There are two types of people in this world. A normal music fan would look upto his music and expect to find something that soothes him and relaxes him. Then there is the other kind that look upto their music and expect something powerful and ferocious, something that takes him on a dark and wild ride. Black metal is a genre that often caters to the second category and this is a band that should satisfy anyone looking for a vicious force to impact him. Sammath has been an underground powerhouse since the dawn of the genre itself and though it hasnt gotten the same amount of recognition as it’s Norwegian and Swedish peers, this band has been putting out raw and insanity filled black metal over the past 20 years.

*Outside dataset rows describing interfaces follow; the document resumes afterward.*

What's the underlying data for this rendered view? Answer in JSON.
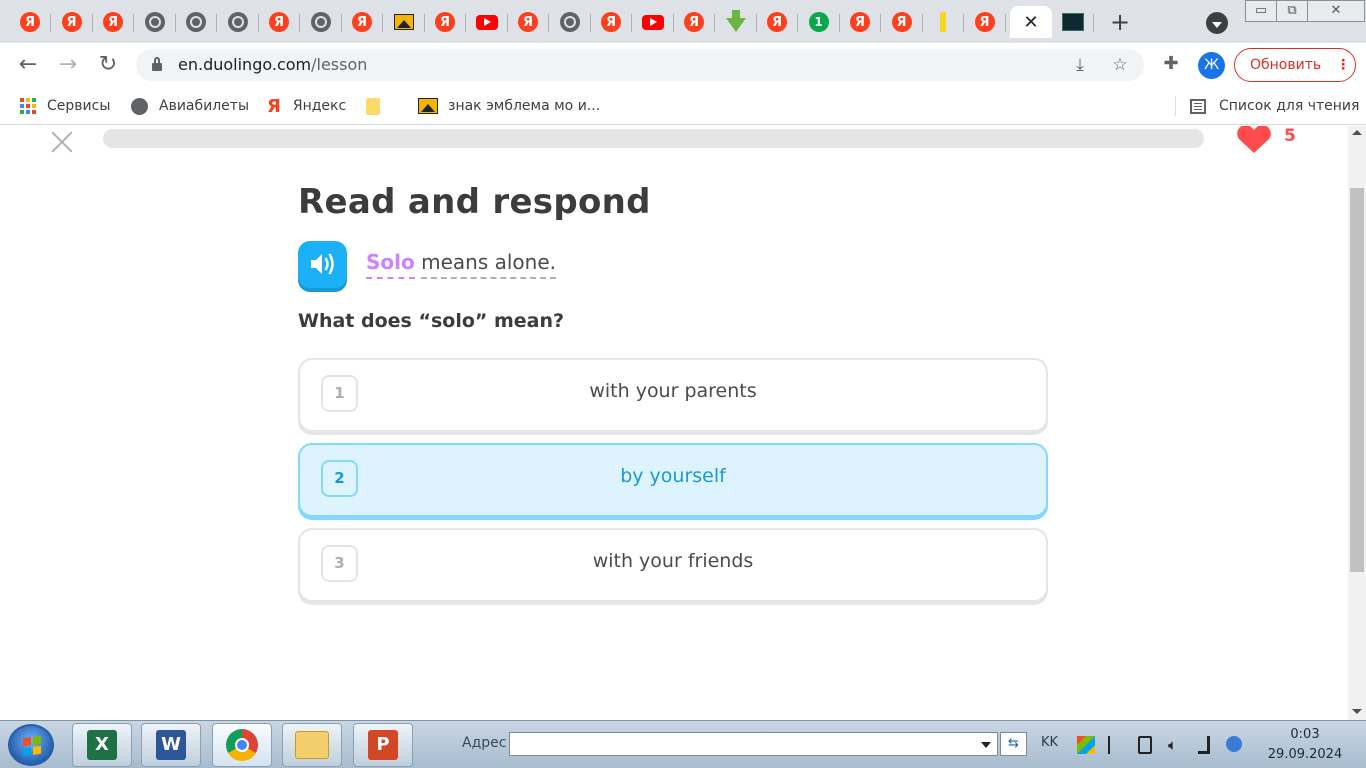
{
  "browser": {
    "tabs": [
      {
        "icon": "yandex-icon",
        "glyph": "Я"
      },
      {
        "icon": "yandex-icon",
        "glyph": "Я"
      },
      {
        "icon": "yandex-icon",
        "glyph": "Я"
      },
      {
        "icon": "globe-icon",
        "glyph": ""
      },
      {
        "icon": "globe-icon",
        "glyph": ""
      },
      {
        "icon": "globe-icon",
        "glyph": ""
      },
      {
        "icon": "yandex-icon",
        "glyph": "Я"
      },
      {
        "icon": "globe-icon",
        "glyph": ""
      },
      {
        "icon": "yandex-icon",
        "glyph": "Я"
      },
      {
        "icon": "image-icon",
        "glyph": ""
      },
      {
        "icon": "yandex-icon",
        "glyph": "Я"
      },
      {
        "icon": "youtube-icon",
        "glyph": ""
      },
      {
        "icon": "yandex-icon",
        "glyph": "Я"
      },
      {
        "icon": "globe-icon",
        "glyph": ""
      },
      {
        "icon": "yandex-icon",
        "glyph": "Я"
      },
      {
        "icon": "youtube-icon",
        "glyph": ""
      },
      {
        "icon": "yandex-icon",
        "glyph": "Я"
      },
      {
        "icon": "download-icon",
        "glyph": ""
      },
      {
        "icon": "yandex-icon",
        "glyph": "Я"
      },
      {
        "icon": "one-icon",
        "glyph": "1"
      },
      {
        "icon": "yandex-icon",
        "glyph": "Я"
      },
      {
        "icon": "yandex-icon",
        "glyph": "Я"
      },
      {
        "icon": "yellow-bar-icon",
        "glyph": ""
      },
      {
        "icon": "yandex-icon",
        "glyph": "Я"
      }
    ],
    "active_tab_close": "✕",
    "last_tab_icon": "dark-app-icon",
    "new_tab": "+",
    "window_buttons": {
      "minimize": "▭",
      "restore": "⧉",
      "close": "✕"
    },
    "url_host": "en.duolingo.com",
    "url_path": "/lesson",
    "profile_initial": "Ж",
    "update_label": "Обновить",
    "update_menu": "⋮",
    "bookmarks": [
      {
        "label": "Сервисы",
        "icon": "apps-grid-icon"
      },
      {
        "label": "Авиабилеты",
        "icon": "globe-icon"
      },
      {
        "label": "Яндекс",
        "icon": "yandex-icon",
        "glyph": "Я"
      },
      {
        "label": "",
        "icon": "folder-icon"
      },
      {
        "label": "знак эмблема мо и...",
        "icon": "image-icon"
      }
    ],
    "reading_list": "Список для чтения"
  },
  "lesson": {
    "hearts": "5",
    "progress_fraction": 0,
    "title": "Read and respond",
    "passage_highlight": "Solo",
    "passage_rest": "means alone.",
    "question": "What does “solo” mean?",
    "options": [
      {
        "num": "1",
        "label": "with your parents",
        "selected": false
      },
      {
        "num": "2",
        "label": "by yourself",
        "selected": true
      },
      {
        "num": "3",
        "label": "with your friends",
        "selected": false
      }
    ]
  },
  "taskbar": {
    "apps": [
      "excel-icon",
      "word-icon",
      "chrome-icon",
      "explorer-folder-icon",
      "powerpoint-icon"
    ],
    "app_glyphs": {
      "excel": "X",
      "word": "W",
      "powerpoint": "P"
    },
    "address_label": "Адрес",
    "address_value": "",
    "lang": "KK",
    "time": "0:03",
    "date": "29.09.2024"
  },
  "colors": {
    "accent_blue": "#1cb0f6",
    "selected_bg": "#ddf4ff",
    "highlight_purple": "#ce82ff",
    "heart_red": "#ff4b4b",
    "update_red": "#d93025"
  }
}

Treble high guitars tone of Jan Kruitwagen sounds apt for the music as he makes the rapid tremolo picking a main part of his guitar playing. The music is devoid of any melody and an apt description of the song writing would be that it sounds absolutely savage and unholy. Jan’s shrieks are of the classic black metal variety that sends a chill down the spine of the listener.
The drumming of Koos Bos has both the required speed and technicality to keep things from getting too monotonous. The bass of Ruud Nillesen follows the drums and I feel he could have been made a tad bit more audible. The atmosphere of darkness that envelopes the music, invokes a very evil feel. The song lengths are kept at a level where the tracks don’t overstay their welcome.
Having said all that, I must also say that there is nothing in the album in terms of innovation. The album will remind the listener of all that was dark and gruesome in the second wave of the genre. It is an album that transports its audience to the dark cold winters of the early 90s. But if you are looking for something absolutely new, then this is not the album for you. It carries more of a nostalgia factor than it does of innovation. This is quite understandable though, considering the band was formed in 1994.
The raw production values are something that contribute to this second wave feeling and any other form of production would have killed it. The chilling atmosphere and raw tremolos blend in well with one another.
‘Godless Arrogance’ is like a trip back to the roots of the genre, something which is not seen often these days. Filled with 8 tracks of barbaric rabidity, it should come as a delight to any fan of the original incarnation of the genre.